During a news conference, Gov. Asa Hutchinson, a Republican, said Arkansas restaurants can remain open at this time.
Oregon Gov. Kate Brown, a Democrat, ordered restaurants and bars to stop all on-site dining and limit sales to takeout and delivery. Brown said she plans to ban gatherings of more than 25 people for at least a month, while urging Oregonians to avoid being around more than 10 people at a time.
Republican Gov. Chris Sununu is banning public gatherings of groups larger than 50 people through the state and forcing restaurants to go take-out, delivery or drive-thru only starting tomorrow.
Democratic Colorado Gov. Jared Polis ordered bars and restaurants to cease dine-in service and for large gathering spaces such as theaters, casinos and gyms to close statewide for the next 30 days.
Democratic Kentucky Gov. Andy Beshear announced a series of restrictions, including ordering the closure of child care centers, mandating the end of in-person dining at restaurants and bars, closing all government offices to in-person services and pushing the state’s primary election back to June 23.
Republicans and Democrats canceled or postponed their March 24 caucuses in Utah. They announced that delegates elected two years ago will simply continue to serve. They are deciding how to replace a few who moved or do not want to stay on. They also canceled in-person state and county conventions in April.
Candidates and political parties aren’t pushing to postpone Wisconsin’s presidential primary next month, instead urging voters to cast absentee ballots rather than line up at the polls.
Pennsylvania officials are still considering moving the date of the April 28 presidential primary election, Democratic Gov. Tom Wolf said.
Several South Carolina local elections have been postponed after an order from Gov. Henry McMaster, a Republican. In all, 32 local elections were postponed, to be rescheduled for some time after May 1.
Officials in Maryland have not confirmed whether a postponement of the state’s April 28 primary is on the table, but there have been talks about a mail-only election. The directors of local election boards across Maryland last week urged state election officials to move to mail-only voting.
The Illinois Department of Natural Resources announced that it would immediately close all state parks, fish and wildlife areas, recreational areas and historic sites.
The Mississippi Gaming Commission has ordered all casinos in the state to close.
Republican Gov. Mike DeWine closed more gathering places across Ohio.

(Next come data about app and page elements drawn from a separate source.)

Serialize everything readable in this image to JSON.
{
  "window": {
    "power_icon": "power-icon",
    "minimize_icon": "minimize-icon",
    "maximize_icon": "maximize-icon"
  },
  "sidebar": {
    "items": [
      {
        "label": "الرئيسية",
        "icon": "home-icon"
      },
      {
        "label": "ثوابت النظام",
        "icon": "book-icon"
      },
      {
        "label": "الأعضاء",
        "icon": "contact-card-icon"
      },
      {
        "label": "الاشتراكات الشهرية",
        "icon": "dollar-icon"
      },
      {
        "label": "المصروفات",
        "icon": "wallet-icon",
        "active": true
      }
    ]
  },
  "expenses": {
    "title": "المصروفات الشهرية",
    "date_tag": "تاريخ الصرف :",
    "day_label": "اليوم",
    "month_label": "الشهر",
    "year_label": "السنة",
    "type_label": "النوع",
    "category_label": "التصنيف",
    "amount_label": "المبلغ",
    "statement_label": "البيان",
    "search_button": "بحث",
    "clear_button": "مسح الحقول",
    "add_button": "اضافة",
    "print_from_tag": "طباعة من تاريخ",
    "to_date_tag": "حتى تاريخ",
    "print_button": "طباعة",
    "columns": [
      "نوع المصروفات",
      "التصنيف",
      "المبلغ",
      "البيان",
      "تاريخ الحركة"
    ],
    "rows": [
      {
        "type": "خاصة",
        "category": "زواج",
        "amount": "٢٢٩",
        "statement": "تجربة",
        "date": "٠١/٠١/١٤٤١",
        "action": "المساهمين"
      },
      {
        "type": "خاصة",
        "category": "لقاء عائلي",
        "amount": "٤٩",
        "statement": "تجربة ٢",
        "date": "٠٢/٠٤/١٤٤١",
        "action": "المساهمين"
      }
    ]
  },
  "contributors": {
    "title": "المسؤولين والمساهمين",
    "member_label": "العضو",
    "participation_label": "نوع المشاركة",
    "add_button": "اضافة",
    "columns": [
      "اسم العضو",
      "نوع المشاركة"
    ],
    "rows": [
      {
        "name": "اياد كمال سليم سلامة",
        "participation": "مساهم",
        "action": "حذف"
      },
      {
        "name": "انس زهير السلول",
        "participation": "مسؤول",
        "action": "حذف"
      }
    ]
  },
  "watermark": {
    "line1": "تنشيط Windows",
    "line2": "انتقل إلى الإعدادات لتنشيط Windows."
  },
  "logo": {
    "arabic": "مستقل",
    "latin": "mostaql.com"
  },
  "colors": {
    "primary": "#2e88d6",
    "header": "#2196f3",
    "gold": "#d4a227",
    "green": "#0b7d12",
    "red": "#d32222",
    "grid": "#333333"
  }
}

School leaders and health experts say a long-term shutdown of Maryland schools — perhaps through the end of the school year — seems increasingly likely.
Republican North Dakota Gov. Doug Burgum issued an executive order closing public and private K-12 schools for one week.
Democratic Montana Gov. Steve Bullock ordered public K-12 schools statewide to close for two weeks, encouraged limits on gatherings of more than 50 people and limitated visiting at nursing homes.
The Oklahoma State Board of Education has voted to close all Oklahoma public schools, as well as all school-related extracurricular activities, until April 6.
Hawaii leaders announced that the legislative session is going into a recess for an expected eight weeks.
The New Jersey Assembly passed a wide-ranging package of bipartisan bills to assist the people, schools, businesses and local governments grappling with the medical and financial impacts of the public health crisis.
Georgia lawmakers voted to grant Gov. Brian Kemp, a Republican, broad new powers, ratifying his declaration of a public health emergency. The vote gives his administration the ability to suspend state laws, take “direct” control of civil staffers, restrict travel and limit public gatherings through mid-April.
The Nebraska legislature went on recess because of the coronavirus, and no date was set to reconvene. Speaker Jim Scheer made the call.
Maryland’s Senate passed emergency legislation to extend temporary unemployment benefits.
Vermont is tapping “strategic” stockpiles to keep responders, others, outfitted with protective equipment, as usual vendors run short.